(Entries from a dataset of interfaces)
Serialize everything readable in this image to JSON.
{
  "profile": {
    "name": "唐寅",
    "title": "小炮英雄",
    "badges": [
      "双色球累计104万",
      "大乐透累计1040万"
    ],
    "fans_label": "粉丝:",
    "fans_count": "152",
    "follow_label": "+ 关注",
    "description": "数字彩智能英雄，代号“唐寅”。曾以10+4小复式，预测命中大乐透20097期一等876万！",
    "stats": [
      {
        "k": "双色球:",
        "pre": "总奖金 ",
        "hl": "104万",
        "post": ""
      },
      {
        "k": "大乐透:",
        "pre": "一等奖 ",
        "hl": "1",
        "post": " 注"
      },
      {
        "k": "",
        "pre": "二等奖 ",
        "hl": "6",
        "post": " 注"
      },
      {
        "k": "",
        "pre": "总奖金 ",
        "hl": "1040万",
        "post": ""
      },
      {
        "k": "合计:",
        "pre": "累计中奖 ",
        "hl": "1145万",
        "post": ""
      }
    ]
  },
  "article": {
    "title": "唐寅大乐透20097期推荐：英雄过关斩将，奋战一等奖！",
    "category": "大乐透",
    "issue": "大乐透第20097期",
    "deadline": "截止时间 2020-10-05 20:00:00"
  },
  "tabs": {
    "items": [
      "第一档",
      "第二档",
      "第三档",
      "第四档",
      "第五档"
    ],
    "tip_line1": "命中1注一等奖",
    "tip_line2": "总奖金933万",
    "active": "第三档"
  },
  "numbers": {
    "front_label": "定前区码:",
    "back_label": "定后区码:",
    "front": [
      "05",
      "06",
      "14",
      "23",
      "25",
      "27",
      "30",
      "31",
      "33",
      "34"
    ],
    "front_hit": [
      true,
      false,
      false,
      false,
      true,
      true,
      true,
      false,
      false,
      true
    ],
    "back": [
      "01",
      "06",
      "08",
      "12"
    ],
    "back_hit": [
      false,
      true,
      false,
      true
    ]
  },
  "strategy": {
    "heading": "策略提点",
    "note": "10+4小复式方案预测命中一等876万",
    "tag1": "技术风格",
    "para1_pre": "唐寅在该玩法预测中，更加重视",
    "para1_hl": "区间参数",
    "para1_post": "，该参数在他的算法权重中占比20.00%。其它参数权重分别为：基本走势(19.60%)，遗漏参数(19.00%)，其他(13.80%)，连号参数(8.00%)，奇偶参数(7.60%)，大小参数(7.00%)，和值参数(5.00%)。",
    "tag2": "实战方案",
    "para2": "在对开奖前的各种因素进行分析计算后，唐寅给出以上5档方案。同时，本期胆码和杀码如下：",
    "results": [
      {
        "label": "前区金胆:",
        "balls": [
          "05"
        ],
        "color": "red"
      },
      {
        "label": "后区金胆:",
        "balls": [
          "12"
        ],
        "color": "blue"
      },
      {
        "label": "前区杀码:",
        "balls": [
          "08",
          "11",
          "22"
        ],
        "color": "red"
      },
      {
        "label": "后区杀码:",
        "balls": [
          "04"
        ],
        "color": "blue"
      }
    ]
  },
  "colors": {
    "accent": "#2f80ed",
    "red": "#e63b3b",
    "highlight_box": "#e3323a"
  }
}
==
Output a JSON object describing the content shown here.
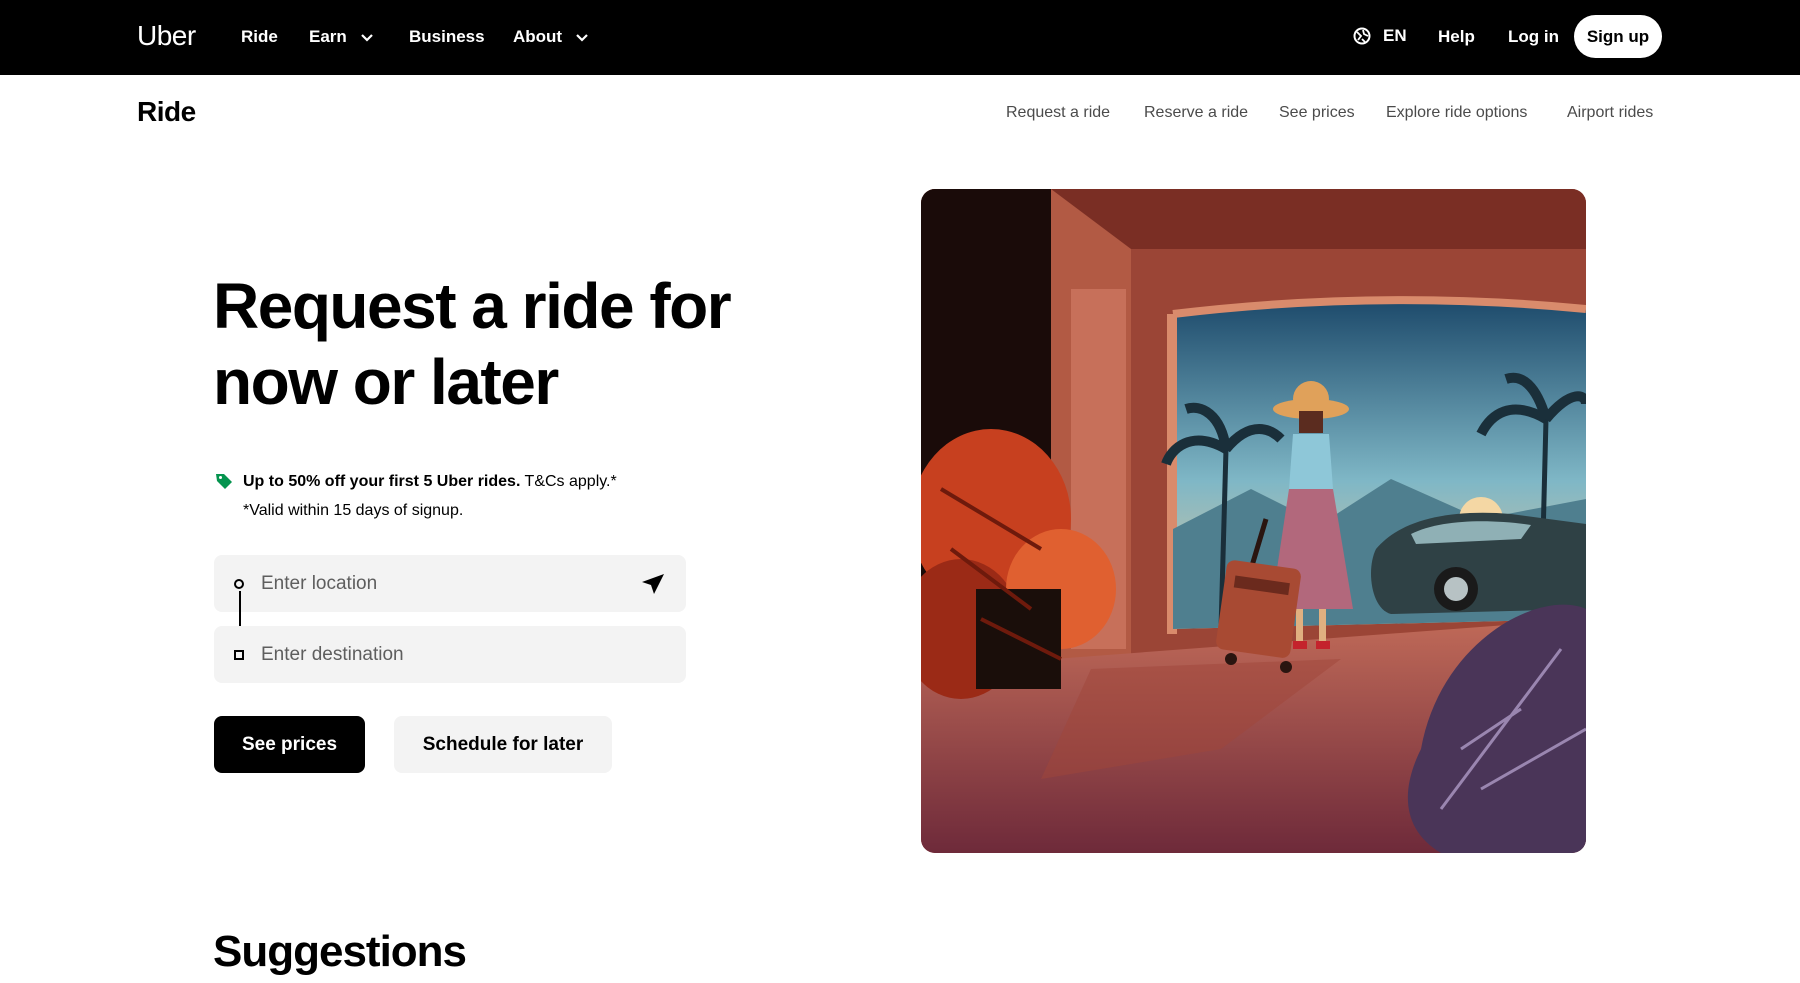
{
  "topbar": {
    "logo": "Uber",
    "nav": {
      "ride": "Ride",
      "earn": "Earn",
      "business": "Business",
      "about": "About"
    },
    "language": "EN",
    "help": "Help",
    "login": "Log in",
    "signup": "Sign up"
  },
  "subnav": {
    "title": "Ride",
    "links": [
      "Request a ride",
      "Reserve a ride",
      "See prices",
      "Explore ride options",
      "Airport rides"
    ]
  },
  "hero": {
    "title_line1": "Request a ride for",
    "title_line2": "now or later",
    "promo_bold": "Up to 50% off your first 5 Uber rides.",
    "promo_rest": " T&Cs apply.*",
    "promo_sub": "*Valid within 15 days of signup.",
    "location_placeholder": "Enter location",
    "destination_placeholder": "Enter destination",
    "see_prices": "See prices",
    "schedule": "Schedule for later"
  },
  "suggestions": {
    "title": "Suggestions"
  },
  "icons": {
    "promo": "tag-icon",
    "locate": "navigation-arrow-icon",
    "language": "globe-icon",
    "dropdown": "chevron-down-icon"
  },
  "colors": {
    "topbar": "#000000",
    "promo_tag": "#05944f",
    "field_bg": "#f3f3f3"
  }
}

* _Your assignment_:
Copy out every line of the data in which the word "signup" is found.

* _Solution to this exercise_:
    "signup": "Sign up"
    "promo_sub": "*Valid within 15 days of signup.",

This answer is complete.